Very few teams can win regularly, particularly this time of year, without their No. 1 goalie. For a team that relies on its No. 1 goalie as much as the Lightning does, expecting four victories in a seven-game series with its No. 2 goalie is unrealistic.
Lindback cannot be expected to turn into Martin Brodeur or Patrick Roy overnight. He can't even be expected to turn into Bishop, especially after playing only four times in the past two months. Perhaps playing more regularly now will improve Lindback's game.
In the meantime, the Lightning needs to change something.
It doesn't have the scoring punch to get into run-and-gun, pond-hockey shootouts to win games. Besides, that style isn't going to fly in the tight-checking playoffs.
That means the Lightning must clamp down and button up to give Lindback as much help and protection as possible. Forget two-way hockey. Try one-way hockey, with the one way being all-out defense.

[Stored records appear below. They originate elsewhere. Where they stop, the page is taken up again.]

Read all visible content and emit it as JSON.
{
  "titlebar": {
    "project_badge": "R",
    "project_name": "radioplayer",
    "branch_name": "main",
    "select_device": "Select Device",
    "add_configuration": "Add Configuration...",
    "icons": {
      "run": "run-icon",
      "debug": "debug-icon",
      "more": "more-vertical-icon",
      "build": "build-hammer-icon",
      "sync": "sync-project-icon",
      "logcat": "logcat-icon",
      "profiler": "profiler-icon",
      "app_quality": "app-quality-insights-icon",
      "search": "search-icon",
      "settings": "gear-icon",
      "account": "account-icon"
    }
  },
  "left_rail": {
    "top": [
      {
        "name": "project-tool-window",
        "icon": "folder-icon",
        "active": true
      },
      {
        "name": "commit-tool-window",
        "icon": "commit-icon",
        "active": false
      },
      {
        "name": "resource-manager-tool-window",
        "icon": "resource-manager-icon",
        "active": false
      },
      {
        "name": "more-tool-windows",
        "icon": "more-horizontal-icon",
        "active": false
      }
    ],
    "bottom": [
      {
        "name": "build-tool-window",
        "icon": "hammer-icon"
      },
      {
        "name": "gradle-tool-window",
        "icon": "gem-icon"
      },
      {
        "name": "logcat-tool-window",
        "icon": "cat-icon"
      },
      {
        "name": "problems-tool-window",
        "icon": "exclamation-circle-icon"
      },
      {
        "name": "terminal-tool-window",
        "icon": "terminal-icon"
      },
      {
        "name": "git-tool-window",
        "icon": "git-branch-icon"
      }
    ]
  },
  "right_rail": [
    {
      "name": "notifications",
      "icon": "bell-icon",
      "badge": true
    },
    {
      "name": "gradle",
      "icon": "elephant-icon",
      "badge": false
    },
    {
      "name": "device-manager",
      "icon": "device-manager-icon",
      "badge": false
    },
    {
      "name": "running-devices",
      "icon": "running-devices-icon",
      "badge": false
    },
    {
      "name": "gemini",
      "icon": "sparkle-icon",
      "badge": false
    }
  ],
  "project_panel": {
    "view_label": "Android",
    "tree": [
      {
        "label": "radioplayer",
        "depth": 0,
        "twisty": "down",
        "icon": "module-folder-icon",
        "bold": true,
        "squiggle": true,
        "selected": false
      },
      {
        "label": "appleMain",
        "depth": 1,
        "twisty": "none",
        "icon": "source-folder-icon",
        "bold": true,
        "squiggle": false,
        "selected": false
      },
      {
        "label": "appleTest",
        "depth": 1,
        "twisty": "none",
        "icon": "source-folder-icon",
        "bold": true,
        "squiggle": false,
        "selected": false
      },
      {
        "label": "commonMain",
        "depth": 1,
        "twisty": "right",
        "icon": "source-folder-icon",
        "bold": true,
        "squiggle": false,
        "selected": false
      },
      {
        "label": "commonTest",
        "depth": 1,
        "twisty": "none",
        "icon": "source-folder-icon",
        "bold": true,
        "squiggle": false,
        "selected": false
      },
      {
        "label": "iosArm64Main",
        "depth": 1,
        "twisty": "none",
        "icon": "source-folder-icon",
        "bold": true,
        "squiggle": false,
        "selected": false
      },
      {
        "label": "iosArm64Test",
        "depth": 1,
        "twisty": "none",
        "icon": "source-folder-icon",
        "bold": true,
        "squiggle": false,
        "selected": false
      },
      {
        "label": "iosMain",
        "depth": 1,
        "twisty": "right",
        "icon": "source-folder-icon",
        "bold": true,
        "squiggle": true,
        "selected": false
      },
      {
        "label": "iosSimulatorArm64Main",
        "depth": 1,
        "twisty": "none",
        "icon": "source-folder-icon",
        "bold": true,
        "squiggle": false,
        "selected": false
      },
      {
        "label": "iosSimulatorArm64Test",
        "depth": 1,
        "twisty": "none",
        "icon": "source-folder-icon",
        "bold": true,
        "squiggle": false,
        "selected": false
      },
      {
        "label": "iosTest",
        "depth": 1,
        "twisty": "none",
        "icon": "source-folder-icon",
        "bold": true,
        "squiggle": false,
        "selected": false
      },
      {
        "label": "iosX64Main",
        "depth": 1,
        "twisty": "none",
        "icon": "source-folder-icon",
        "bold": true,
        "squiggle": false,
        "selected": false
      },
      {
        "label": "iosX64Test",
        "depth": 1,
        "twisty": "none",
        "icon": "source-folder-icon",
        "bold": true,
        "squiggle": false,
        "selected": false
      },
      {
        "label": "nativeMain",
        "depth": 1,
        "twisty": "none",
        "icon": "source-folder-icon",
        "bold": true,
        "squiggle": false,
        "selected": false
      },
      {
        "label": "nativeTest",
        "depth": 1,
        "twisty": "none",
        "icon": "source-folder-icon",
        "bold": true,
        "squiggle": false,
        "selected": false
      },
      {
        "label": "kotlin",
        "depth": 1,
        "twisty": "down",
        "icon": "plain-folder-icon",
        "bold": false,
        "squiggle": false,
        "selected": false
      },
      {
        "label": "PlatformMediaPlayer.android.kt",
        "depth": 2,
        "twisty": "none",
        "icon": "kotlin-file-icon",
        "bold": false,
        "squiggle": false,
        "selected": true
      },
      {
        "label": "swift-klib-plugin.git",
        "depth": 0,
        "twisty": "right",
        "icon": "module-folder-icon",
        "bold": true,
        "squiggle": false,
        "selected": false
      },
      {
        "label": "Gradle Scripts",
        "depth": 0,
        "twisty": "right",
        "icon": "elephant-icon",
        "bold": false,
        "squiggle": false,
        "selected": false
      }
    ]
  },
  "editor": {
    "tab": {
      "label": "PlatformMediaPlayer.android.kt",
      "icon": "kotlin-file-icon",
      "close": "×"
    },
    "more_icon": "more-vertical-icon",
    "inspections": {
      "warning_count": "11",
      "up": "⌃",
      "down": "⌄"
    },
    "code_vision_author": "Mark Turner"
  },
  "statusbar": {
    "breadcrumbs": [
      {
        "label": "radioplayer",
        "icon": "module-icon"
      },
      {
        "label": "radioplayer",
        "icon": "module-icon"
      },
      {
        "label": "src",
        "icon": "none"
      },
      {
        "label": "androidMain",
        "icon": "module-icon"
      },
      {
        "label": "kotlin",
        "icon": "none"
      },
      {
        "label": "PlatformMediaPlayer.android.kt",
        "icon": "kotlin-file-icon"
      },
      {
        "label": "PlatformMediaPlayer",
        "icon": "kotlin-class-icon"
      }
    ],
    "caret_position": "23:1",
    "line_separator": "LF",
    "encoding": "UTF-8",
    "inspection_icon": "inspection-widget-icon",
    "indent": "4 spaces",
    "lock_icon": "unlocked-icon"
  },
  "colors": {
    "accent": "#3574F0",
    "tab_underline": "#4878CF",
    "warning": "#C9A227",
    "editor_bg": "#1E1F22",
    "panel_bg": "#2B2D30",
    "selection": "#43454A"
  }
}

Put five guys around Lindback and hope for the best.
And while the Lightning is in the business of hoping, maybe it should hope and wish and pray for Bishop to have a speedy recovery before the season comes to an end.
The longer Bishop is out, the quicker that end will come.
Tom Jones can be reached at firstname.lastname@example.org or (727) 893-8544 and can be heard from 6 to 9 a.m. weekdays on WDAE-AM 620.